The first video in this series (which I am shooting to get one done a week) is from the 2005 MTBR.com Lake Tahoe Gathering. This was a great weekend of riding mostly on the eastern and southern end of the area. I meet some really great people on that trip and some of them have been friends ever since.
I rode the McKenzie River Trail in September of 2018 and I can certainly see why it was once rated as the best trail in America. It is certainly finds itself in the discussion when setting around the campfire. This footage has been languishing on my hard drive as it had all sorts of problems such as my gimbal was starting to go bad creating some high pitched noise that the camera was picking up. I also did not have the camera setup properly and created some lighting issues. I finally decided to put in the time to correct those things (as best as I could) and put together some clips from the incredible experience of riding this trail.
I finally got around to remastering this video from playtime in Downieville.
Got through this footage, I am very thankful for the modern era of tiny GoPro cameras and gimbals. I did some stabilization work on some of the clips, but it is a balancing act between cropping and smoothing out the video. Crop too much and the field of view gets to narrow and quality goes down. Clearly I need to get back up to Downieville and get some modern footage!
The last couple of weekends I have spent some time riding and a little bit hiking around the northern part of San Diego County and into Riverside County. I was able to get out on the final northern section of the California Riding and Hiking Trail (CRHT) in San Diego County.
One thing that has become obvious during my roaming along the CRHT and research. When the Pacific Crest Trail was first established in 1968 it “commandeered” quite a few sections of the then existing CHRT in San Diego County and the Anza area in Riverside County. In at least two locations I have found the traditional style CRHT markers along the Pacific Crest Trail. In the years following the establishment of the PCT the desired PCT routes were created/rerouted off the original CRHT, leaving the CRHT to wither away or left unprotected from future development/protection. The impact of this was not readily apparent until many years later when in 1988, the USFS dubiously banned mountain bikes from the PCT without proper public input.
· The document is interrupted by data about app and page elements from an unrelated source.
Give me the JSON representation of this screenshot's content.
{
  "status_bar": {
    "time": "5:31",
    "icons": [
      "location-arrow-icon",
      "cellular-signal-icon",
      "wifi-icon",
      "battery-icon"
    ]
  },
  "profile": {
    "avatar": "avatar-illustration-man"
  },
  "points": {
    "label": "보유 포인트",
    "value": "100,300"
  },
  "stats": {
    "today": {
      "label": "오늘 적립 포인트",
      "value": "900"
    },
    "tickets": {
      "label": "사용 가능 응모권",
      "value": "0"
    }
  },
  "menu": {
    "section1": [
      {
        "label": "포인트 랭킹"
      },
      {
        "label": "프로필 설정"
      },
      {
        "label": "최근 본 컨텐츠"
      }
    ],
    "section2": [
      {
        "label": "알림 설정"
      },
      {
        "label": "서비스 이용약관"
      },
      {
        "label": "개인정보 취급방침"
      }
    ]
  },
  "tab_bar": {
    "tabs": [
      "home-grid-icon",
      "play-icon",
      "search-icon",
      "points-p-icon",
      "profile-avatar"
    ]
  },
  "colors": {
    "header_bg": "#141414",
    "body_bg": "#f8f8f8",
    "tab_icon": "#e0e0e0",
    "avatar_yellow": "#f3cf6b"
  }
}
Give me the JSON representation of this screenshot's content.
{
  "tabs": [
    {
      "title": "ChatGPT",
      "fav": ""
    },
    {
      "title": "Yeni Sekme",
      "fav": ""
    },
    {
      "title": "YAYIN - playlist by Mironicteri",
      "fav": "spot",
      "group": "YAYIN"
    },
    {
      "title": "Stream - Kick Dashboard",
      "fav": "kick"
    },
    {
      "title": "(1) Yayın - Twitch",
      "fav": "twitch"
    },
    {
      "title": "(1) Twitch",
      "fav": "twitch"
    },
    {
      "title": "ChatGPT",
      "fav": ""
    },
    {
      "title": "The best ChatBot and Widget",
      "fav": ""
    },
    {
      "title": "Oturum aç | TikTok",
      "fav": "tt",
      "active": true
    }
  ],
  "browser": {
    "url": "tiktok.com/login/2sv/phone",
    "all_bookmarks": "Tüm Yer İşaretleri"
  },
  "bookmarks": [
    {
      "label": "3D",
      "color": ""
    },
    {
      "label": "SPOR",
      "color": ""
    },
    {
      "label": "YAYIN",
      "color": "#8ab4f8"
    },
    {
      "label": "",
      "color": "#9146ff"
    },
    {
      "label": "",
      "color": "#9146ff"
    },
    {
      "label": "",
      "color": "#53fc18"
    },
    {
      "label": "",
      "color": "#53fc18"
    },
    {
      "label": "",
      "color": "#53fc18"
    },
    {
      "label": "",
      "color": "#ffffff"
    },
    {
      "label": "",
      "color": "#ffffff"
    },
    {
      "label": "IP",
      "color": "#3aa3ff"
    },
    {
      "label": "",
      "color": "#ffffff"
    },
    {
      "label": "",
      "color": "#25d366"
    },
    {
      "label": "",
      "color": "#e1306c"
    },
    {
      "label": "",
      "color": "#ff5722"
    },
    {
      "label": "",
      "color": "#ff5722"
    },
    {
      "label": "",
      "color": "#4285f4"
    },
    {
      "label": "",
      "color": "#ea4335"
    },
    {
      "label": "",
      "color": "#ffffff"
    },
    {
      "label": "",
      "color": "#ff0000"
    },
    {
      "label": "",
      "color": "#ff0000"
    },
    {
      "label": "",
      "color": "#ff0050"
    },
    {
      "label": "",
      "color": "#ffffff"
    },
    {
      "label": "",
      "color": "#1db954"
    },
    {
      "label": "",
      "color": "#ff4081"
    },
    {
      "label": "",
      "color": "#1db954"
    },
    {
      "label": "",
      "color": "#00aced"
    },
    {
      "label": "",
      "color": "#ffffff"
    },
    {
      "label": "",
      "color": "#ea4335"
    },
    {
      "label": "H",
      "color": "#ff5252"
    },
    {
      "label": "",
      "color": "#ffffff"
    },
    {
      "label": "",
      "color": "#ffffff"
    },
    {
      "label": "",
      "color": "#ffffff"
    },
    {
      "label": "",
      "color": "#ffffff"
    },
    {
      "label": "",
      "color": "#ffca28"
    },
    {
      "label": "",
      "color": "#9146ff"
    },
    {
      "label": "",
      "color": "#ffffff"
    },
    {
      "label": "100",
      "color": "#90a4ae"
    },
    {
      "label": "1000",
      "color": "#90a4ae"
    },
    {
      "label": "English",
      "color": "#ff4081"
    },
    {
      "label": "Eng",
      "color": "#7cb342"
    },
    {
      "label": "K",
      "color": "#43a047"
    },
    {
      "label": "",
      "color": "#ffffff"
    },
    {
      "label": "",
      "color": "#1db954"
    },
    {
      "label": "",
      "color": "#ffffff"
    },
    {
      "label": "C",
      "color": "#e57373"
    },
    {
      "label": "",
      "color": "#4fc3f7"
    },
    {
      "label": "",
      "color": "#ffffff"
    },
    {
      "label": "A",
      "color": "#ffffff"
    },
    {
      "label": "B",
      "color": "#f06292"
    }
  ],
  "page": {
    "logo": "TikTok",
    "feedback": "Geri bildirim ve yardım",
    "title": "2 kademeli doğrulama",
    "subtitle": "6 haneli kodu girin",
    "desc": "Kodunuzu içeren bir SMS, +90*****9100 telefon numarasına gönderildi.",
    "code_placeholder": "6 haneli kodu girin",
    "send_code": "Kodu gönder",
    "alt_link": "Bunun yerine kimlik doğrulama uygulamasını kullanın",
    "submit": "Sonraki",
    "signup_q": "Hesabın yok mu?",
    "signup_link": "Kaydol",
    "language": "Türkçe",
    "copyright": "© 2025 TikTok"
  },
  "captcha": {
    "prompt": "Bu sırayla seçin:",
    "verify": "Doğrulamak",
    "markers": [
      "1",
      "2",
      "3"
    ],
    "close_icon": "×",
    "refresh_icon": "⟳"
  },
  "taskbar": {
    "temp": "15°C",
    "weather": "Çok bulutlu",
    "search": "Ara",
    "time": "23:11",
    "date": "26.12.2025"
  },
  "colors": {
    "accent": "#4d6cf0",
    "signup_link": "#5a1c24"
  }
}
Pulling back to a larger scale, from the area just east of Cuyamaca Lake to at least Paradise Valley (Highway 74/371) area the California Riding and Hiking Trail and the Pacific Crest Trail typically parallel one another to varying degrees. San Diego County has the concept of restoring the CRHT as part of its master trails plan but I see the PCT being nearby as a deterrent to getting this historic mountain bike accessible back country trail restored. I see the PCT sucking the bureaucratic willpower away from the CRHT effort. I would love to I am very supportive of the Sharing the PCT movement as well was the removal of the blanket bike ban in Wilderness being spearhead by the Sustainable Trails Coalition. You should take a look at what those efforts are trying to accomplish. If both the Sharing the PCT and San Diego County CRHT restoration efforts were to come to fruition the routes/loops that could be done with both of these trails would be absolutely amazing. We can all dream!